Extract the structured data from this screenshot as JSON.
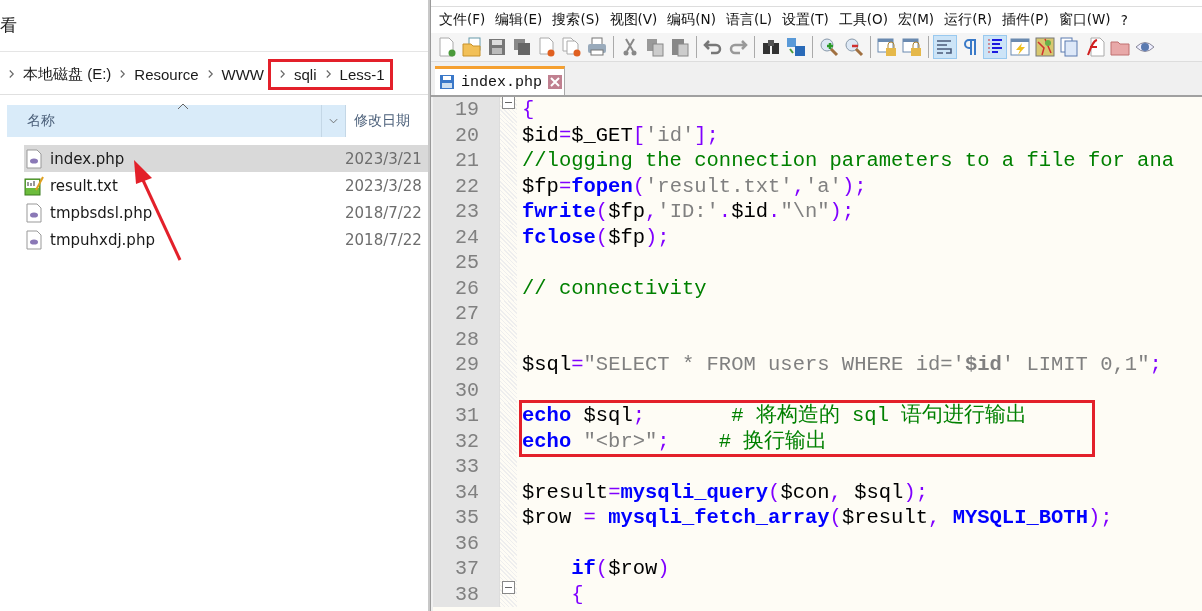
{
  "explorer": {
    "ribbon_tab": "看",
    "breadcrumb": [
      {
        "label": "本地磁盘 (E:)",
        "marked": false
      },
      {
        "label": "Resource",
        "marked": false
      },
      {
        "label": "WWW",
        "marked": false
      },
      {
        "label": "sqli",
        "marked": true
      },
      {
        "label": "Less-1",
        "marked": true
      }
    ],
    "columns": [
      "名称",
      "修改日期"
    ],
    "files": [
      {
        "name": "index.php",
        "date": "2023/3/21",
        "kind": "php",
        "selected": true,
        "pointed": true
      },
      {
        "name": "result.txt",
        "date": "2023/3/28",
        "kind": "txt",
        "selected": false,
        "pointed": false
      },
      {
        "name": "tmpbsdsl.php",
        "date": "2018/7/22",
        "kind": "php",
        "selected": false,
        "pointed": false
      },
      {
        "name": "tmpuhxdj.php",
        "date": "2018/7/22",
        "kind": "php",
        "selected": false,
        "pointed": false
      }
    ]
  },
  "editor": {
    "menu": [
      "文件(F)",
      "编辑(E)",
      "搜索(S)",
      "视图(V)",
      "编码(N)",
      "语言(L)",
      "设置(T)",
      "工具(O)",
      "宏(M)",
      "运行(R)",
      "插件(P)",
      "窗口(W)",
      "?"
    ],
    "toolbar": [
      {
        "kind": "new",
        "pressed": false
      },
      {
        "kind": "open",
        "pressed": false
      },
      {
        "kind": "save",
        "pressed": false
      },
      {
        "kind": "saveall",
        "pressed": false
      },
      {
        "kind": "close",
        "pressed": false
      },
      {
        "kind": "closeall",
        "pressed": false
      },
      {
        "kind": "print",
        "pressed": false
      },
      {
        "kind": "sep"
      },
      {
        "kind": "cut",
        "pressed": false
      },
      {
        "kind": "copy",
        "pressed": false
      },
      {
        "kind": "paste",
        "pressed": false
      },
      {
        "kind": "sep"
      },
      {
        "kind": "undo",
        "pressed": false
      },
      {
        "kind": "redo",
        "pressed": false
      },
      {
        "kind": "sep"
      },
      {
        "kind": "find",
        "pressed": false
      },
      {
        "kind": "replace",
        "pressed": false
      },
      {
        "kind": "sep"
      },
      {
        "kind": "zoomin",
        "pressed": false
      },
      {
        "kind": "zoomout",
        "pressed": false
      },
      {
        "kind": "sep"
      },
      {
        "kind": "lock",
        "pressed": false
      },
      {
        "kind": "lock",
        "pressed": false
      },
      {
        "kind": "sep"
      },
      {
        "kind": "wrap",
        "pressed": true
      },
      {
        "kind": "pilcrow",
        "pressed": false
      },
      {
        "kind": "guide",
        "pressed": true
      },
      {
        "kind": "bolt",
        "pressed": false
      },
      {
        "kind": "map",
        "pressed": false
      },
      {
        "kind": "docs",
        "pressed": false
      },
      {
        "kind": "func",
        "pressed": false
      },
      {
        "kind": "folder",
        "pressed": false
      },
      {
        "kind": "eye",
        "pressed": false
      }
    ],
    "tabs": [
      {
        "label": "index.php",
        "selected": true
      }
    ],
    "lines": [
      {
        "number": "19",
        "fold_start": true,
        "marked": false,
        "tokens": [
          {
            "op": "{"
          }
        ]
      },
      {
        "number": "20",
        "fold_start": false,
        "marked": false,
        "tokens": [
          {
            "plain": "$id"
          },
          {
            "op": "="
          },
          {
            "plain": "$_GET"
          },
          {
            "op": "["
          },
          {
            "str": "'id'"
          },
          {
            "op": "];"
          }
        ]
      },
      {
        "number": "21",
        "fold_start": false,
        "marked": false,
        "tokens": [
          {
            "cmt": "//logging the connection parameters to a file for ana"
          }
        ]
      },
      {
        "number": "22",
        "fold_start": false,
        "marked": false,
        "tokens": [
          {
            "plain": "$fp"
          },
          {
            "op": "="
          },
          {
            "kw": "fopen"
          },
          {
            "op": "("
          },
          {
            "str": "'result.txt'"
          },
          {
            "op": ","
          },
          {
            "str": "'a'"
          },
          {
            "op": ");"
          }
        ]
      },
      {
        "number": "23",
        "fold_start": false,
        "marked": false,
        "tokens": [
          {
            "kw": "fwrite"
          },
          {
            "op": "("
          },
          {
            "plain": "$fp"
          },
          {
            "op": ","
          },
          {
            "str": "'ID:'"
          },
          {
            "op": "."
          },
          {
            "plain": "$id"
          },
          {
            "op": "."
          },
          {
            "str": "\"\\n\""
          },
          {
            "op": ");"
          }
        ]
      },
      {
        "number": "24",
        "fold_start": false,
        "marked": false,
        "tokens": [
          {
            "kw": "fclose"
          },
          {
            "op": "("
          },
          {
            "plain": "$fp"
          },
          {
            "op": ");"
          }
        ]
      },
      {
        "number": "25",
        "fold_start": false,
        "marked": false
      },
      {
        "number": "26",
        "fold_start": false,
        "marked": false,
        "tokens": [
          {
            "cmt": "// connectivity"
          }
        ]
      },
      {
        "number": "27",
        "fold_start": false,
        "marked": false
      },
      {
        "number": "28",
        "fold_start": false,
        "marked": false
      },
      {
        "number": "29",
        "fold_start": false,
        "marked": false,
        "tokens": [
          {
            "plain": "$sql"
          },
          {
            "op": "="
          },
          {
            "str": "\"SELECT * FROM users WHERE id='"
          },
          {
            "strb": "$id"
          },
          {
            "str": "' LIMIT 0,1\""
          },
          {
            "op": ";"
          }
        ]
      },
      {
        "number": "30",
        "fold_start": false,
        "marked": false
      },
      {
        "number": "31",
        "fold_start": false,
        "marked": true,
        "tokens": [
          {
            "kw": "echo"
          },
          {
            "plain": " $sql"
          },
          {
            "op": ";"
          },
          {
            "cmt": "       # 将构造的 sql 语句进行输出"
          }
        ]
      },
      {
        "number": "32",
        "fold_start": false,
        "marked": true,
        "tokens": [
          {
            "kw": "echo"
          },
          {
            "str": " \"<br>\""
          },
          {
            "op": ";"
          },
          {
            "cmt": "    # 换行输出"
          }
        ]
      },
      {
        "number": "33",
        "fold_start": false,
        "marked": false
      },
      {
        "number": "34",
        "fold_start": false,
        "marked": false,
        "tokens": [
          {
            "plain": "$result"
          },
          {
            "op": "="
          },
          {
            "kw": "mysqli_query"
          },
          {
            "op": "("
          },
          {
            "plain": "$con"
          },
          {
            "op": ","
          },
          {
            "plain": " $sql"
          },
          {
            "op": ");"
          }
        ]
      },
      {
        "number": "35",
        "fold_start": false,
        "marked": false,
        "tokens": [
          {
            "plain": "$row "
          },
          {
            "op": "="
          },
          {
            "kw": " mysqli_fetch_array"
          },
          {
            "op": "("
          },
          {
            "plain": "$result"
          },
          {
            "op": ","
          },
          {
            "kw": " MYSQLI_BOTH"
          },
          {
            "op": ");"
          }
        ]
      },
      {
        "number": "36",
        "fold_start": false,
        "marked": false
      },
      {
        "number": "37",
        "fold_start": false,
        "marked": false,
        "tokens": [
          {
            "kw": "    if"
          },
          {
            "op": "("
          },
          {
            "plain": "$row"
          },
          {
            "op": ")"
          }
        ]
      },
      {
        "number": "38",
        "fold_start": true,
        "marked": false,
        "tokens": [
          {
            "op": "    {"
          }
        ]
      }
    ]
  }
}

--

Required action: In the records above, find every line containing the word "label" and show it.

Output:
        "label": "本地磁盘 (E:)",
        "label": "Resource",
        "label": "WWW",
        "label": "sqli",
        "label": "Less-1",
        "label": "index.php",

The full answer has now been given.